electric motor that helps boost low end torque and compensates for the
increased compression ratio, and you get a total of 950hp and 663lb ft of
torque in a car that weighs close to 1300kg.
So as you’d imagine, it’s quite fast. 0-60mph takes less than three
seconds, the 0-124mph run is dispatched with in less than seven seconds and
0-186mph takes less than fifteen seconds! FIFTEEN! But it’s not just all about straight-line
speed because the LaFerrari laps the Fiorano test track in less than 1 minute
and 20 seconds, that’s a pretty substantial five seconds quicker than the Enzo,
which was no slouch either.
Much of all this on track speed comes down to the stiffness and
lightness of the car. The LaFerrari has a carbon fiber tub, which – rather
cleverly – uses different types of hand-laminated carbon fiber for different
parts of the tub. Without getting too James May, the main chassis uses T800UD type
carbon fiber – the ‘UD’ bit stands for uni directional -, the structural parts
of the LaFerrari use a higher tensile strength carbon fiber while the doors use
T1000 carbon fiber which has fantastic impact absorbing properties. This has
allowed Ferrari to reduce the cars overall weight even further than if a single
high strength type carbon fiber was used while improving safety and structural rigidity.
The seats are actually built into the tub and each car has a
uniquely sculpted drivers seat that is specifically molded to gently cup the
owners buttocks – which is a bit weird. That means the seats can’t be adjusted,
so instead, the pedal box and steering wheel are fully adjustable, just like in
an F1 car. The interior is all very driver focused, techy and nice.
Unsurprisingly Massa and Alonso helped out during the design process. And while
we’re on the topic of design, just look at the thing! It’s undoubtedly gorgeous.
I’m especially fond of its rear end and side panels; thank goodness the enormous
gob from the prototype car was just a mock up.

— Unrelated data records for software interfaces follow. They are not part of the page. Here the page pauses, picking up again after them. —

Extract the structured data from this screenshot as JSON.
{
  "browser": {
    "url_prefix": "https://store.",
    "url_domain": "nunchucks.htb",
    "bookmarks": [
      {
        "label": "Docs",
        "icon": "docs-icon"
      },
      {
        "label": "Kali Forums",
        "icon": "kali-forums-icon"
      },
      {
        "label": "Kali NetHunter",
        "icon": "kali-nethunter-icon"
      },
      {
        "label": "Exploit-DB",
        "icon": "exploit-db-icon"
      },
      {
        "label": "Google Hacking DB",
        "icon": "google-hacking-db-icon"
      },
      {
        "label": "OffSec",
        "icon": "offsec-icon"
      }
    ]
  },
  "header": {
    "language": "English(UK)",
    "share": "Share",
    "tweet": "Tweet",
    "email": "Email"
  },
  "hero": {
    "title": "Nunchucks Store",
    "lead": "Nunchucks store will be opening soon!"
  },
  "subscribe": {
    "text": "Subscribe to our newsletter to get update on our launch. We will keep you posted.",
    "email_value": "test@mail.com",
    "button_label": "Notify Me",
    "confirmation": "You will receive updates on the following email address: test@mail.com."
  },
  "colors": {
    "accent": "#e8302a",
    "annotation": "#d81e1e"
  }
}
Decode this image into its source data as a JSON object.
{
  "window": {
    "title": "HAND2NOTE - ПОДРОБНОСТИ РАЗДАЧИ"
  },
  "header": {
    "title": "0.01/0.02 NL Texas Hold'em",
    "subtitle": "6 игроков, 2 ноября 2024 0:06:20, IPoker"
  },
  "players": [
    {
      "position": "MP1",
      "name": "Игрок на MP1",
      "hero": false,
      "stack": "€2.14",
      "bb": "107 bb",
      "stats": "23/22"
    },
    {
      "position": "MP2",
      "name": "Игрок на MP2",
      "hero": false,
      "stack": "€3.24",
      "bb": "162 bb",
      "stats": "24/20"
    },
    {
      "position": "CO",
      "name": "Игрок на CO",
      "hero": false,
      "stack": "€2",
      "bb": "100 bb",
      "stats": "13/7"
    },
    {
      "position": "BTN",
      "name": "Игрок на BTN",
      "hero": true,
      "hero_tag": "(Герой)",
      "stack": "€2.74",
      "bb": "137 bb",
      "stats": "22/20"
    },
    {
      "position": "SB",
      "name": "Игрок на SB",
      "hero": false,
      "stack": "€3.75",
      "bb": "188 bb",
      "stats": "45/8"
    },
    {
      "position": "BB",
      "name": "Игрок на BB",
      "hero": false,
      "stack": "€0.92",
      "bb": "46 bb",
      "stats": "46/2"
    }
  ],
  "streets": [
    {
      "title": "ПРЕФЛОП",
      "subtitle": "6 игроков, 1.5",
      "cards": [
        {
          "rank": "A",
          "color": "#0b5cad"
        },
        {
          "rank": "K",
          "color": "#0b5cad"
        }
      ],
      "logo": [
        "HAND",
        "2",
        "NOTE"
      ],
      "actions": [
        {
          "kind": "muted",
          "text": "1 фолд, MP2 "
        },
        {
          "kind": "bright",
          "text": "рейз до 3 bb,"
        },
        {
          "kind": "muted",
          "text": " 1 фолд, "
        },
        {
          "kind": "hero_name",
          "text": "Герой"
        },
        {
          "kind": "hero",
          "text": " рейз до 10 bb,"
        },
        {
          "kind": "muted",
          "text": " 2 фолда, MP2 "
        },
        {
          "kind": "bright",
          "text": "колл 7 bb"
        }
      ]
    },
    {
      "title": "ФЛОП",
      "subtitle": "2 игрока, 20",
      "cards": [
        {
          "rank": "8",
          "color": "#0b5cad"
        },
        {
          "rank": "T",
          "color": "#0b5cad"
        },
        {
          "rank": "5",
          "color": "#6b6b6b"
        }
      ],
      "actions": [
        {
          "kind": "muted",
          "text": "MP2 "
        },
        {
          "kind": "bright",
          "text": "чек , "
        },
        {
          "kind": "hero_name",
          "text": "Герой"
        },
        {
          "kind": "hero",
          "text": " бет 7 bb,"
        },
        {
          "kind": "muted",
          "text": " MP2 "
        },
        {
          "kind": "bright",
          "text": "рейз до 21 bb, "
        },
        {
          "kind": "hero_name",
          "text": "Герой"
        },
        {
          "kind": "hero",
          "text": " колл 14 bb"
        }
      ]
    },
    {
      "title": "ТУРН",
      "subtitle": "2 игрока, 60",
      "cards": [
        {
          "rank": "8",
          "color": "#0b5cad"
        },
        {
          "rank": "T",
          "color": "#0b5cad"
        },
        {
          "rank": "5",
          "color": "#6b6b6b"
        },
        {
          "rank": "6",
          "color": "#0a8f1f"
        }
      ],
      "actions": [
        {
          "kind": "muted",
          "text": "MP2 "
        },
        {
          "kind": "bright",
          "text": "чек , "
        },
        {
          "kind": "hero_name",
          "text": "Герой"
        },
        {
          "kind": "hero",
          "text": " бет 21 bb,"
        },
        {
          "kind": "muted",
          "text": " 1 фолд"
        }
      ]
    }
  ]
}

You’ll notice there’s no enormous rear wing or any other blindingly
obvious aerodynamic solutions and that’s because there are lots of little vents
and flaps all over the body and beneath the car that suck in and direct air for
cooling and aero, plus there’s a svelte retractable rear wing. The car has two
different aero settings, high downforce and low downforce, this allows the LaFerrari
to maximize its speed through the twisty bits without sacrificing top speed
with unwanted drag along the straight bits.
Then there’s the electric motor, unlike in the McLaren P1 the
LaFerrari never runs in pure electric mode. Ferrari says that’s because one of
the main characteristics of a Ferrari is the glorious engine noise, and that’s
something they want to preserve. Ferrari also recognizes that the only way to
ensure the future of the naturally aspirated V12 engines they’re so committed
to is to add in a hybrid system like HY-KERS. So the LaFerrari constantly
combines both petrol and electric power sources to improve response,
performance and efficiency. It’s a win -win- win!
So while Ferrari might’ve forgotten to properly name their stunning
new hypercar, the The Ferrari, they
certainly haven’t forgotten how to build an extraordinarily capable, show
Want to see this epic speed machine in action?
Hint: yes, you definitely do, check out the video below.
Let us know how much you want one by
tweeting us @CarhootsUK. Or do you prefer the McLaren P1? Let us know!
By Aiden Taylor
*title image courtesy of www.ferrari.com*